(CBS News) CPAC is the Conservative Political Action Conference. It's a crucial event for some Republicans testing the presidential waters. But this year, one of the most prominent names in the GOP is not on the list: New Jersey Gov. Chris Christie.
Speaking at this year's event is a who's who of GOP leadership, including early favorites for the 2016 Republican presidential nomination, such as Sen. Marco Rubio, R-Fla., and former vice presidential candidate Rep. Paul Ryan, R-Wis. But one frequently mentioned frontrunner won't be there. Christie, the popular politician known for his quick wit and blunt style, has not yet been invited even though he was a featured speaker at last year's event.
In today's political landscape starkly divided along party lines, Christie has angered some conservatives who see him as too cozy with Democrats.
Rush Limbaugh said in a radio broadcast on October 31, "New Jersey Governor Chris Christie has decided to play the role of a Greek column today for President Obama."

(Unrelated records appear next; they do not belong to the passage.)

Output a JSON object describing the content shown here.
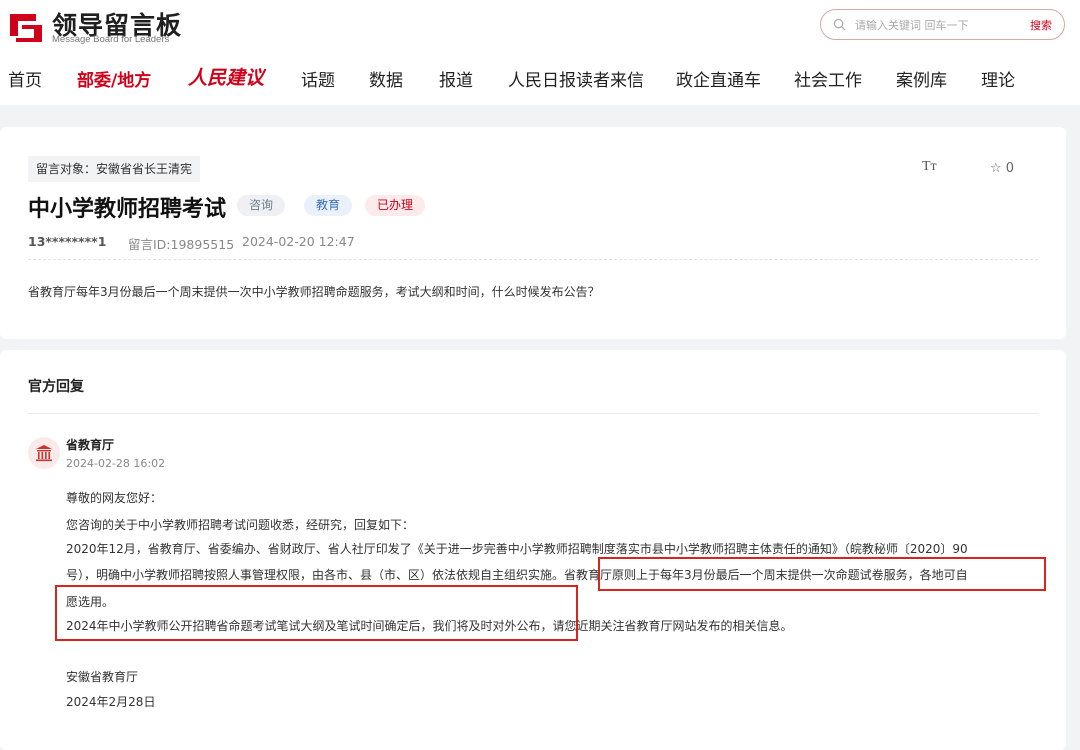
{
  "header": {
    "logo_title": "领导留言板",
    "logo_subtitle": "Message Board for Leaders",
    "search_placeholder": "请输入关键词 回车一下",
    "search_button": "搜索",
    "brand_color": "#d0021b"
  },
  "nav": {
    "items": [
      "首页",
      "部委/地方",
      "人民建议",
      "话题",
      "数据",
      "报道",
      "人民日报读者来信",
      "政企直通车",
      "社会工作",
      "案例库",
      "理论"
    ],
    "active_index": 1
  },
  "message": {
    "target": "留言对象：安徽省省长王清宪",
    "title": "中小学教师招聘考试",
    "tags": [
      "咨询",
      "教育",
      "已办理"
    ],
    "font_toggle": "Tт",
    "star_count": "0",
    "author": "13********1",
    "message_id": "留言ID:19895515",
    "date": "2024-02-20 12:47",
    "content": "省教育厅每年3月份最后一个周末提供一次中小学教师招聘命题服务，考试大纲和时间，什么时候发布公告？"
  },
  "reply": {
    "section_title": "官方回复",
    "org": "省教育厅",
    "date": "2024-02-28 16:02",
    "lines": [
      "尊敬的网友您好：",
      "您咨询的关于中小学教师招聘考试问题收悉，经研究，回复如下：",
      "2020年12月，省教育厅、省委编办、省财政厅、省人社厅印发了《关于进一步完善中小学教师招聘制度落实市县中小学教师招聘主体责任的通知》（皖教秘师〔2020〕90",
      "号），明确中小学教师招聘按照人事管理权限，由各市、县（市、区）依法依规自主组织实施。省教育厅原则上于每年3月份最后一个周末提供一次命题试卷服务，各地可自",
      "愿选用。",
      "2024年中小学教师公开招聘省命题考试笔试大纲及笔试时间确定后，我们将及时对外公布，请您近期关注省教育厅网站发布的相关信息。",
      "",
      "安徽省教育厅",
      "2024年2月28日"
    ]
  }
}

When Superstorm Sandy devastated New Jersey's coastline, Christie praised President Barack Obama's quick response only days before the election. Christie said in Atlantic City, N.J. at the time, "I cannot thank the president enough for his personal concern and compassion for our state and for the people of our state."
In January, Christie blasted the Republican-controlled Congress, charging it was GOP leaders who were tying up relief funds, saying, "Sixty-six days and counting. Shame on you. Shame on Congress."

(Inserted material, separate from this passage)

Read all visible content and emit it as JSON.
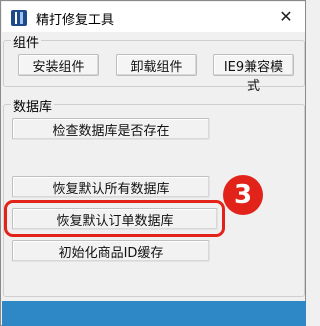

After the Newtown, Conn., school shooting, he took on another conservative sacred cow: the National Rifle Association. When the gun lobby ran an ad saying, "Are the president's kids more important than yours?" Christie defended Mr. Obama, calling the attack "reprehensible."
And on Sunday night, Christie once again incited his party's conservatives when he was photographed sitting next to first lady Michelle Obama at the Governor's Ball.
Watch the video above for Elaine Quijano's full report.
Even a 74 percent approval rating may not be enough to get him invited to CPAC's party.
It's "heartburn" about Christie and his cozying up to the president, CBS News political director John Dickerson said on "CBS This Morning."
For more with Dickerson on Christie and who else may be in trouble with Republicans, watch the video below.
Dickerson added: "But it seems a little bit inside baseball because the conservative movement and the Republican Party are going through a redefining period. Inside baseball can sometimes be interesting. These little decisions end up meaning a lot when we get around a presidential race. One of the things the conservatives and Republicans are wrestling with is do they dispel sinners and heretics, which is what Chris Christie might be here -- people that haven't kept the faith -- or do they change to bring in more people, and that's the tension here. Christie's quite popular here, you could imagine supporting him because he reaches out to a larger group of people."
At CPAC, it's all about principle -- not necessarily money, Dickerson said, adding: "Conservatives want to stick to the principle. The Republican Party has different imperatives, has to get people elected. It bends on principle and gets into the messy politics part. At CPAC, they try and deal just with principle."